Central Japan Railways says its magnetically levitating train has broken its previous world speed record in a test-run at a special track West of Tokyo, reaching a speed of more than 374 mph. (Video: Reuters)

Now that’s what we call fast.

Many Americans have long dreamed of high-speed rail, but efforts to build such a system in the United States have moved forward in fits and starts.

In Japan, bullet trains are the norm, and despite its tiny size, the country has long been the leader in high-speed train travel. But when fast is the norm, apparently faster is even better.

Which is why news that a Japan Railway maglev train hit 374 miles per hour on a test track is causing much excitement in that country. A spokesperson told CNN that the train covered 1.1 miles in 10.8 seconds. Yes, seconds.

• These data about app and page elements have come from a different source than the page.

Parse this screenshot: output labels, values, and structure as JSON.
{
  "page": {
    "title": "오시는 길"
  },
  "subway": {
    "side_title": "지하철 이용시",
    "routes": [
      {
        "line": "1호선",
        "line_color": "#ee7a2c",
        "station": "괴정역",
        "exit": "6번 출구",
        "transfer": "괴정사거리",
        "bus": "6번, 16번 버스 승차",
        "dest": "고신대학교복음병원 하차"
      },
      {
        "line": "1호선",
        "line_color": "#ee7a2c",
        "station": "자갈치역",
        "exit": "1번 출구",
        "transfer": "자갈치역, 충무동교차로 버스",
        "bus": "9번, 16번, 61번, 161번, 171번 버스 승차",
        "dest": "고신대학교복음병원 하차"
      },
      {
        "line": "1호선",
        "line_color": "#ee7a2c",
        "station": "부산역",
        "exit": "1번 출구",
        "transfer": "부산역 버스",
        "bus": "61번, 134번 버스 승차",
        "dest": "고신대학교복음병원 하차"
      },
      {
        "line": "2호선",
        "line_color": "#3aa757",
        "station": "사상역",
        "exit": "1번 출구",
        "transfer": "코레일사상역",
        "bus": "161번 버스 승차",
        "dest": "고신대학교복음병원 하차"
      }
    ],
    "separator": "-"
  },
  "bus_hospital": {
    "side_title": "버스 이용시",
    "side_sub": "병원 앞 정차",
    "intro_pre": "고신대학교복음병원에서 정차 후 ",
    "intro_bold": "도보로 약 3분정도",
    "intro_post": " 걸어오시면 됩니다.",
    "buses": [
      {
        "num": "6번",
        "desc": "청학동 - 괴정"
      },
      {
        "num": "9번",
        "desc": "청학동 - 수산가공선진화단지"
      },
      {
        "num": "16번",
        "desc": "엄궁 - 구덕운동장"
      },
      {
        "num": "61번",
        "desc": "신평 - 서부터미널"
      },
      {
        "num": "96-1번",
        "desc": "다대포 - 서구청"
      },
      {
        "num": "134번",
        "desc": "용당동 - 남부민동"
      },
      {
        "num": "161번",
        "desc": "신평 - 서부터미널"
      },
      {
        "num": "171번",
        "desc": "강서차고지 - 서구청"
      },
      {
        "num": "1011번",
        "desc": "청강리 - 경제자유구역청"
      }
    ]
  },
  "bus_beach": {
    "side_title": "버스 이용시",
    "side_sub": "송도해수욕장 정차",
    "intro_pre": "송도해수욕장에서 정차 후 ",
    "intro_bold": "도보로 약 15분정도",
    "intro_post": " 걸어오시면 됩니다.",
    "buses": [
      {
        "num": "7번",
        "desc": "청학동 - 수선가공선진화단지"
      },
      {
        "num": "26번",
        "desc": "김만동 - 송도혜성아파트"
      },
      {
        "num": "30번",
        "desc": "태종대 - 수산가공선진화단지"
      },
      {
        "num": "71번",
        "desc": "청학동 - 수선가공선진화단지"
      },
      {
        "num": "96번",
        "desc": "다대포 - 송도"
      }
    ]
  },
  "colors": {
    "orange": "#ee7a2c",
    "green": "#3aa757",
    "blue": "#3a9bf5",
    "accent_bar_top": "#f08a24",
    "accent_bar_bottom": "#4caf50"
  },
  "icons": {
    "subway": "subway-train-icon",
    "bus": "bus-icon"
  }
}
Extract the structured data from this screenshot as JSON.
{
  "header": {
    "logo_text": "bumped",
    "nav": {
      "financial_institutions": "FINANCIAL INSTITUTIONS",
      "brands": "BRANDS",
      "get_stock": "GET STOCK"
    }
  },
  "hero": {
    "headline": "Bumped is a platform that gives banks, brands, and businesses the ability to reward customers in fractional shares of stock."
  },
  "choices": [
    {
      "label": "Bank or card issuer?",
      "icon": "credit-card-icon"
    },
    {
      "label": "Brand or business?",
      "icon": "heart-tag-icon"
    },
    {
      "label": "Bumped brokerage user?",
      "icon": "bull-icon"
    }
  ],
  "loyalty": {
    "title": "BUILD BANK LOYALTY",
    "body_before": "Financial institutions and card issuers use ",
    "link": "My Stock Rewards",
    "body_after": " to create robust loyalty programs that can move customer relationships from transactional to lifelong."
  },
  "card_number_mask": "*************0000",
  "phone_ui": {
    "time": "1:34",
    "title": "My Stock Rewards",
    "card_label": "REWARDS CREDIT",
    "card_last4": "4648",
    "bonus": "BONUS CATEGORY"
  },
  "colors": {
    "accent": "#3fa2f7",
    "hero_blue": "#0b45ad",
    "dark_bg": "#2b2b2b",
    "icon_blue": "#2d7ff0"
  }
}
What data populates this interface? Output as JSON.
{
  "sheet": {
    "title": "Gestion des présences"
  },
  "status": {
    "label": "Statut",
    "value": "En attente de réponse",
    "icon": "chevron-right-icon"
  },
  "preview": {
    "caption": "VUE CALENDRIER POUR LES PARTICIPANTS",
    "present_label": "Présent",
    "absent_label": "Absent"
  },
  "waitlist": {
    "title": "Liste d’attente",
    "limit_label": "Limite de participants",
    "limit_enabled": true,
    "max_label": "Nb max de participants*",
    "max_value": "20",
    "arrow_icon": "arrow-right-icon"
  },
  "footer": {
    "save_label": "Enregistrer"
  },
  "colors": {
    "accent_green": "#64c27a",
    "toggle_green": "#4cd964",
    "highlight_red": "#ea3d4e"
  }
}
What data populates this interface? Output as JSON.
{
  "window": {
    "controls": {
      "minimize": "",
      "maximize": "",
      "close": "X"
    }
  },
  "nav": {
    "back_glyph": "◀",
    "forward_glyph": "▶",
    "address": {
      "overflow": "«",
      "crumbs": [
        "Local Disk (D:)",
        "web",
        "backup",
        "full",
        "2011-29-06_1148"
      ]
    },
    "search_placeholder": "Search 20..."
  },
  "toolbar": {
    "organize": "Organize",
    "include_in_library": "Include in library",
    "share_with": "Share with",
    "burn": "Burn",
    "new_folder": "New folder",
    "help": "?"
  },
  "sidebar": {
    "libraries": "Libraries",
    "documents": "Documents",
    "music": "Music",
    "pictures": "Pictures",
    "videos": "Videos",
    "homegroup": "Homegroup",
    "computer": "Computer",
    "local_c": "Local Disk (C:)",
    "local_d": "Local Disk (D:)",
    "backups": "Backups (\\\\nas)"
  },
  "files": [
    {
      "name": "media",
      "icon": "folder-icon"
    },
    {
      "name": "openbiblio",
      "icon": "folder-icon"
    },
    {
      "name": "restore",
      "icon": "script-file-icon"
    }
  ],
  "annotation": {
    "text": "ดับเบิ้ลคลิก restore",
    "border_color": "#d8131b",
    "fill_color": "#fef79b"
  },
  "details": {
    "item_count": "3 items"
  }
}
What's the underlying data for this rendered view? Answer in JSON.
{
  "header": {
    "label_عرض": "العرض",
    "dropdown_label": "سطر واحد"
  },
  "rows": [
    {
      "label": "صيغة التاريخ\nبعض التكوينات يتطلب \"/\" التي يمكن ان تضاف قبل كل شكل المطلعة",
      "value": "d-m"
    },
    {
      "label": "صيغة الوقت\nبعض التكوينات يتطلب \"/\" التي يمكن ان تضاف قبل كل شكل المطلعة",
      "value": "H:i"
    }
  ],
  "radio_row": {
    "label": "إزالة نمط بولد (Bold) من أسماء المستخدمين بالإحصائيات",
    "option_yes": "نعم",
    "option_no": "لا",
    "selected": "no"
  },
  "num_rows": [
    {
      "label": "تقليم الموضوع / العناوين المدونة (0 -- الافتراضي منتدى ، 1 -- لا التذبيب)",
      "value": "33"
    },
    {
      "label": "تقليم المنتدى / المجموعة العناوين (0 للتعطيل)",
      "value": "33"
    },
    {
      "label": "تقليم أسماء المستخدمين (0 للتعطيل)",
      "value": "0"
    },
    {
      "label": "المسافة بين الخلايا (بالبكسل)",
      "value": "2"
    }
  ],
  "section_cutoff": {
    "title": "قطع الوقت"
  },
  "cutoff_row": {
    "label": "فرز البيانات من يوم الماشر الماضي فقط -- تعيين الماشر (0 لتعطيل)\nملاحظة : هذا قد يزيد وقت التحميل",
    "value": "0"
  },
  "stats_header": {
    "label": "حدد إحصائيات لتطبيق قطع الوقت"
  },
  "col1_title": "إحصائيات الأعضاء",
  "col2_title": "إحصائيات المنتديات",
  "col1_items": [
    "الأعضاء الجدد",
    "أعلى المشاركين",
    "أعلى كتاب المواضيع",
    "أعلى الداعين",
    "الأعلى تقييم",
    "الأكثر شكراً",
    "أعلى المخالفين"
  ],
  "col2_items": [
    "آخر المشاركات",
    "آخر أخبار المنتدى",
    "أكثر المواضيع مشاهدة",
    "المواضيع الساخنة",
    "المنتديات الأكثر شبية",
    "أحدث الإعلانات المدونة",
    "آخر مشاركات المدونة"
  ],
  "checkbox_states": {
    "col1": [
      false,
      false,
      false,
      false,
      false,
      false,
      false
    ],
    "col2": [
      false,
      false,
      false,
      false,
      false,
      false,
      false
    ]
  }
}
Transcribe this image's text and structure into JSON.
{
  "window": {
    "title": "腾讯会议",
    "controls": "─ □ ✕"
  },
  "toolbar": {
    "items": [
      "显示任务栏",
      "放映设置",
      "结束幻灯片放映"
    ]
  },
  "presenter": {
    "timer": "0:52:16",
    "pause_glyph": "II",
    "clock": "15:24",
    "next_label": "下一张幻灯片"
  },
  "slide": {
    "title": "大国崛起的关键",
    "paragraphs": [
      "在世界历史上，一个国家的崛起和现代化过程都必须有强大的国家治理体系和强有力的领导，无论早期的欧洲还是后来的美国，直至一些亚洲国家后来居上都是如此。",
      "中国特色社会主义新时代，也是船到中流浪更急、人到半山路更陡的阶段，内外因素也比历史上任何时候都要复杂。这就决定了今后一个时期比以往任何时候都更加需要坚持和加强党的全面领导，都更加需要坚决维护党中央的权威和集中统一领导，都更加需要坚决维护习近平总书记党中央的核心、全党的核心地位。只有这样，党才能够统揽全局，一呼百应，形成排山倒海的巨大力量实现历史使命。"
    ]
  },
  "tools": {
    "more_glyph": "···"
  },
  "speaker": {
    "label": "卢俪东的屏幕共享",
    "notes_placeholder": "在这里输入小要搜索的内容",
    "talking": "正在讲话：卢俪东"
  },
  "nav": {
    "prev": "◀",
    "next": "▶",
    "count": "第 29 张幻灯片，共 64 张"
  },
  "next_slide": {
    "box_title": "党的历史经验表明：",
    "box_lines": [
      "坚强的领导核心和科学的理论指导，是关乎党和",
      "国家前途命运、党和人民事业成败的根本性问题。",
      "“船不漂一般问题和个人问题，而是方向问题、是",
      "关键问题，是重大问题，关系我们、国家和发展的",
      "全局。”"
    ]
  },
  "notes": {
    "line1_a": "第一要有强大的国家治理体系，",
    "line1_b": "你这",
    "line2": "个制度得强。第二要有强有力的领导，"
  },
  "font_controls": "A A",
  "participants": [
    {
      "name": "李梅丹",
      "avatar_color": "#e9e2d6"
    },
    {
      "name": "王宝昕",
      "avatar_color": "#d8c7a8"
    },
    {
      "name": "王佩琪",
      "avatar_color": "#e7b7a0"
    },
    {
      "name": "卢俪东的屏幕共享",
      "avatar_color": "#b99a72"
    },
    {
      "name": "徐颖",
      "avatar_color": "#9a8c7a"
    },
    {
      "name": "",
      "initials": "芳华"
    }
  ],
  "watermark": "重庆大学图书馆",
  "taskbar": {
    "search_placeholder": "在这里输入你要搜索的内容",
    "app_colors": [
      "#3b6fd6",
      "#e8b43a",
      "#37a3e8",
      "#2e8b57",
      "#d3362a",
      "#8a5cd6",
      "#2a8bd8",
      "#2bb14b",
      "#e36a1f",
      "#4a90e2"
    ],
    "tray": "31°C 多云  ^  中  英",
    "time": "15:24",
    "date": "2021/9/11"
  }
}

Apparently, the previous record, set last Thursday was a mere 366 miles per hour.

Compare that to the fastest train in the United States — Amtrak’s Acela Express, which is capable of going 150 miles per hour. On the Northeast Corridor, Amtrak says  Acela trains travels at an average of speed of 83 miles per hour between Washington and New York, hitting a high of 135 mph. It takes roughly 2 hours, 45 minutes to get from D.C. to Manhattan.

The record setting Japanese train uses different technology. It doesn’t  travel using traditional metal tracks. Rather, it floats four inches above special guideways thanks to magnets. Don’t believe it? See the video above.

And there is a chance — albeit small — that such maglev technology may come to the East Coast. The Japanese government is all for building a line that would carry passengers between Washington and New York. The Northeast Maglev is a Washington-based company that “developing detailed plans for a line,” The Post’s Michael Laris reported last spring.